FDI has played a strong role in the export-led growth of eastern European countries that are now members of the European Union (EU). Largely sourced from advanced Europe, FDI inflows were motivated by the intention to pursue new markets and cost efficiency. Over time, foreign investment has restructured the exports sector in these countries in favor of products that are considered more technology-intensive. As these countries face skills shortage and rising wages, what is needed for FDI to continue playing a strong role? Can the Western Balkan countries, who are not yet EU members and have in recent years stepped up financial incentives and policy initiatives to court investors, emulate the experience? This paper takes stock of the FDI experience of both these groups and tries to estimate their potential gains from additional policy efforts.
Superficial examination of aggregate gross cross-border capital inflow data suggests that there was no substitution between portfolio inflows and bank loans in recent years. However, our novel analysis of disaggregate inflows (both by types of instrument and borrower) shows interesting heterogeneity. There has been substitution of bank loans for portfolio debt securities not only in the case of corporate and sovereign borrowers in advanced countries, but also sovereign borrowers in emerging countries. In the case of corporate borrowers in emerging markets, the relationship corresponds to complementarity across types of gross capital inflows, especially during periods of positive capital gross inflows after the global financial crisis. A large part of these patterns does not seem to be driven by a common phenomenon across countries associated with the global financial cycle, but rather by country-specific factors.
The paper seeks to identify strategies of commercial banks in response to higher capital requirements of Basel III reform and its phase-in. It focuses on a sample of nine EU emerging market countries and picks up 5 largest banks in each country assessing their response. The paper finds that all banking sectors raised CAR ratios mainly through retained earnings. In countries where the banking sector struggled with profitability, banks have resorted to issuance of new equity or shrunk the size of their balance sheets to meet the higher capital-adequacy requirements. Worries echoed at the early stage of Basel III compilation, namely that commercial banks would shrink their balance sheet by reducing their lending to meet stricter capital requirements, did materialize only in banks struggling with profitability.

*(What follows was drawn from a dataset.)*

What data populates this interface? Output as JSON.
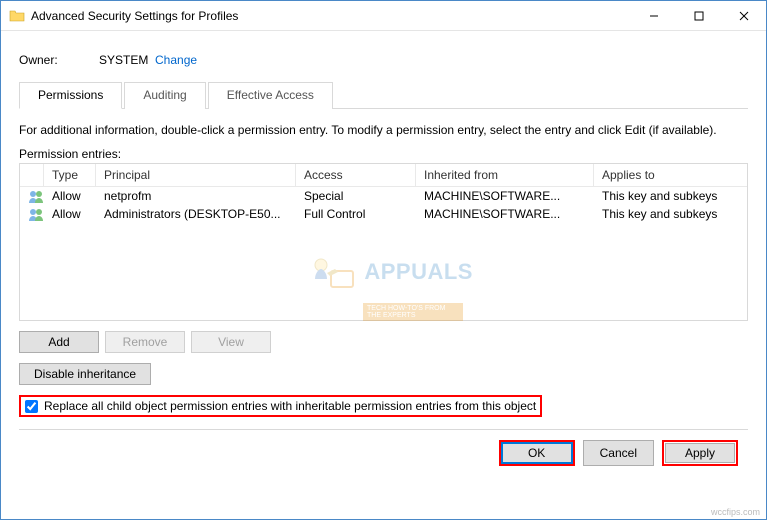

Mr. Guorong Jiang, Mr. Peter Doyle, and Louis Kuijs
The paper discusses factors likely to shape the nature and pace of economic growth of five Central European transition countries now engaged in accession to the European Union. It is organized around the standard growth accounting framework. The paper reviews the growth of these countries since 1990 and draws lessons from the growth experiences of other regions since the 1950s, shedding light on long-term growth prospects for these countries. It discusses a set of growth calculations and highlights the key uncertainties in them.
Mr. Torsten M Sloek and Mr. Peter F. Christoffersen
There is ample empirical evidence for developed economies that asset prices contain information about future economic developments. But is this also the case in transition economies? Using a panel of monthly data for the Czech Republic, Hungary, Poland, Russia, Slovakia, and Slovenia for the period 1994-1999 it is shown that historical values for interest rates, exchange rates, and stock prices signal future movements in real economic activity. This result has significant implications for policymakers, and a composite leading indicator based on the three asset prices is presented, which contains information about the future development of economic activity.